In the new work, being published Friday, researchers at Wake Forest University and the University of Southern California used some of the same techniques to read neural activity. But they translated those signals internally, to improve brain function rather than to activate outside appendages.
“It’s technically very impressive to pull something like this off, given our current level of technology,” said Daryl Kipke, a professor of bioengineering at the University of Michigan who was not involved in the experiment.
In 1946, Salvador Dalí collaborated with Walt Disney animators on Destino, a surrealist animation that was storyboarded but scrapped due to budgetary concerns. Destino wouldn't be finished until 2003, when Roy Disney resurrected the project. Melting clocks à la Disney!

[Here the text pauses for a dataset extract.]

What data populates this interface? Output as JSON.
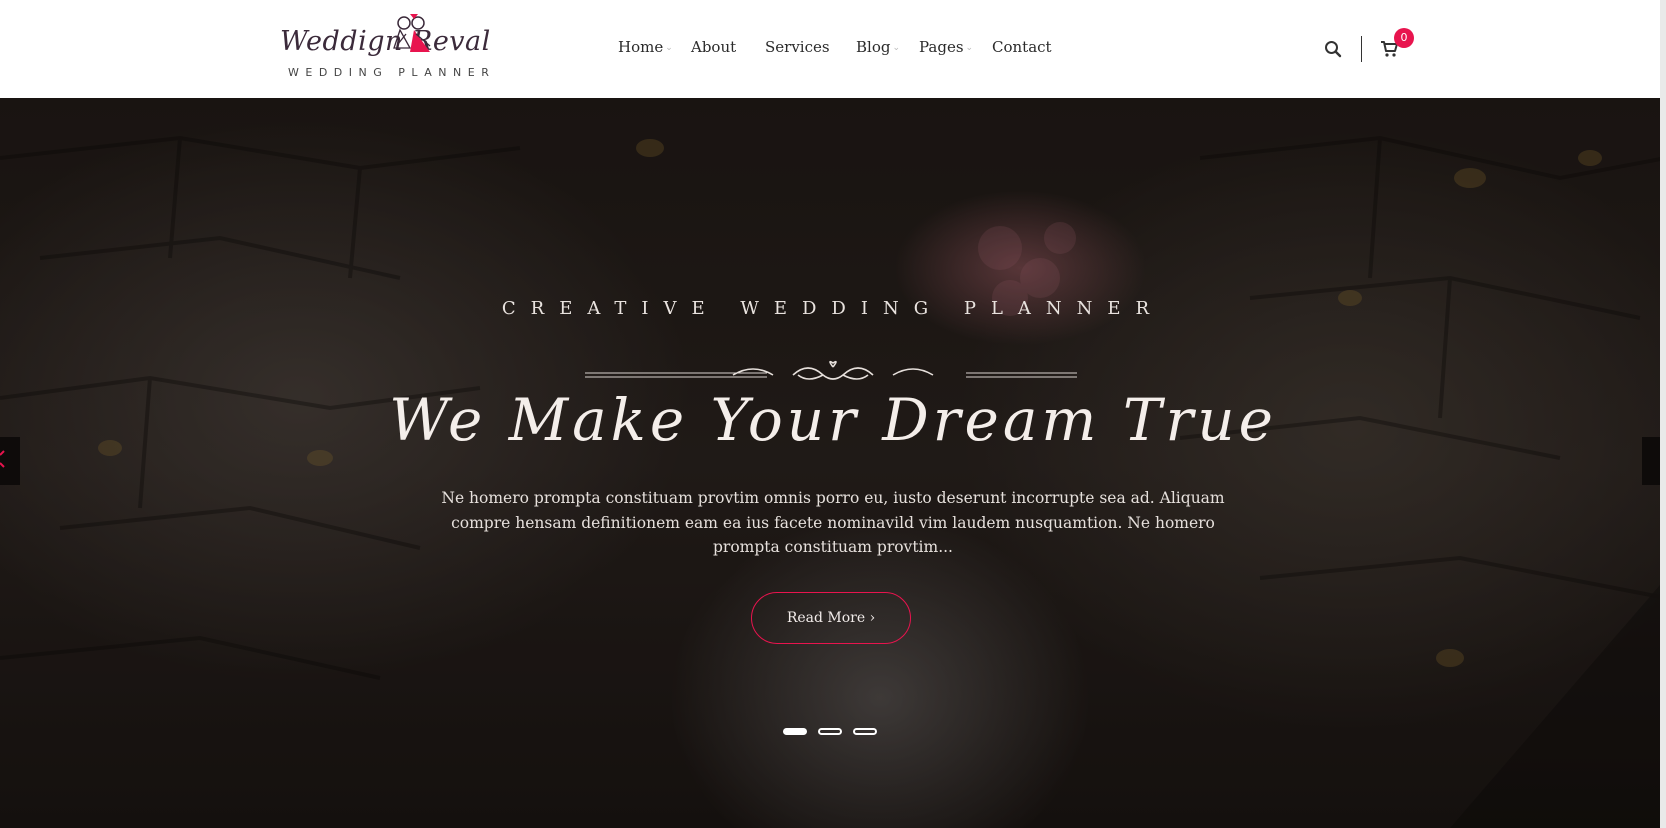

Earth's continents are constantly changing, moving and rearranging themselves over millions of years — affecting Earth's climate and biology. Every few hundred million years, the continents combine to create massive, world-spanning supercontinents. Here's the past and future of Earth's supercontinets.